I improved a little over the years, and my mom and I would meet for lunch when we both worked in the city centre. I’d have a muffin or a salad, but never without guilt.

Clean food = clean psyche

On this diet, I’ve given up most of my old, warped ideas (it’s a slow process!) and I’ve realised that because I’m eating clean, I can eat pretty much what I want without putting on weight. And when I do overeat (YES, it’s possible on this diet!) I feel so uncomfortable that I don’t want to keep doing it. BUT I don’t feel guilt.


These days, I have eggs for breakfast, bananas, vegetables and meat for lunch, and the same again for supper. I’m snacking on nut yoghurt (since yesterday) and drinking juice that has actual, real calories in it. Prior, I wouldn’t even walk too close to a drink that wasn’t calorie-free (wine and cocktails excluded, ironically).

The point is, I never feel hungry on this diet. I eat when I want to, I eat full, proper meals, and I eat whatever I want (that I’ve already introduced, of course). I never feel deprived. I always feel satisfied, and unlike my diets of yesteryear, when hunger pains made me think YES! I’m WINNING at weight loss!, I’m now managing to avoid that all-consuming food obsession; the constant tummy rumbling and the exhausting guilt, worry and shame.

The effect of my disordered eating on my GI tract

Sometimes I am prepared to admit to myself that I had some sort of problem with food. And I certainly recognise the effects that it had on my body, and its resultant, probable contribution to my ulcerative colitis. Which is yet another reason I’m so, so thrilled to have discovered this ‘diet’.

Each day, I’m filling up on good, nutritious food that is helping to heal my body. Best of all, I’m eating whenever I want to and I’m maintaining a healthy weight – right in the middle of my lowest and highest. This is a complete psychological revelation for me, and proves that I’m doing the best possible thing for my body.


And of course, it makes sense that when you’re eating pure, quality food and cutting out the crap, your body will respond in a positive way. It seems pretty impossible to become overweight when you’re eating this healthily!

PS: Bananas

Apart from a midnight snack last night at about 1am (okay, most of my bad habits are dead, but not all of them – yet!), I haven’t eaten any bananas in TWO days! Guys, this huge and I MISS them. But I think it’s helping my belly a little, and it’s definitely helping me to test the effect of the yoghurt, which seems to be good so far.

If I had the self-restraint to eat just two or three a day, it wouldn’t be a problem, but if this post has shown you anything, it’s that restraint is not my strong suit 😉

What I’m eating now

Right now, I’m eating a range of veg (gem squash, butternut, tomato, garlic, green beans, spinach, zucchini, carrot), most types of lean meat, pears and bananas (usually), and eggs.

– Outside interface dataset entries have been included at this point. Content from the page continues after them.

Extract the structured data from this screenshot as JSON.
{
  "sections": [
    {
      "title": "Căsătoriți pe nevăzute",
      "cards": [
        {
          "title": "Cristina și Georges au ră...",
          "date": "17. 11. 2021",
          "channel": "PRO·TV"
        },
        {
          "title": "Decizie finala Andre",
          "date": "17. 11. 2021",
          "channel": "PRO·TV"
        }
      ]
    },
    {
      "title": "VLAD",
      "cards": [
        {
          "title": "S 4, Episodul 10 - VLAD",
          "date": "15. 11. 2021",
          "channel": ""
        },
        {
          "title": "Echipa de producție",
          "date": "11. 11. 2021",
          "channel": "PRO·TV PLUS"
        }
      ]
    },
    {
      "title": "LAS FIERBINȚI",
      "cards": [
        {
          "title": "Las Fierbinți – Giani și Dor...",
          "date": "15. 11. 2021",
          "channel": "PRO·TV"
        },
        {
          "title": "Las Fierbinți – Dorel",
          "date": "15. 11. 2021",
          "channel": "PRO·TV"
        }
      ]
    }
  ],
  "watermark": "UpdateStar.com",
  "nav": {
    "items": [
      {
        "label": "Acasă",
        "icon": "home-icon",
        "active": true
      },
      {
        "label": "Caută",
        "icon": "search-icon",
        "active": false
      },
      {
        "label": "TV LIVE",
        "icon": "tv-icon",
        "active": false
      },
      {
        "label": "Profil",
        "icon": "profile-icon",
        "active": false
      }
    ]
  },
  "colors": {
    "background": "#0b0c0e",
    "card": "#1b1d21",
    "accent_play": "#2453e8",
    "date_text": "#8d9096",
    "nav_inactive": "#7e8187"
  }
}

Plus there’s the yoghurt, as well as pure fruit juices, tea and coffee, and wine and vodka. so my diet is feeling nice and varied, and definitely satisfying.


Oh, the good old days!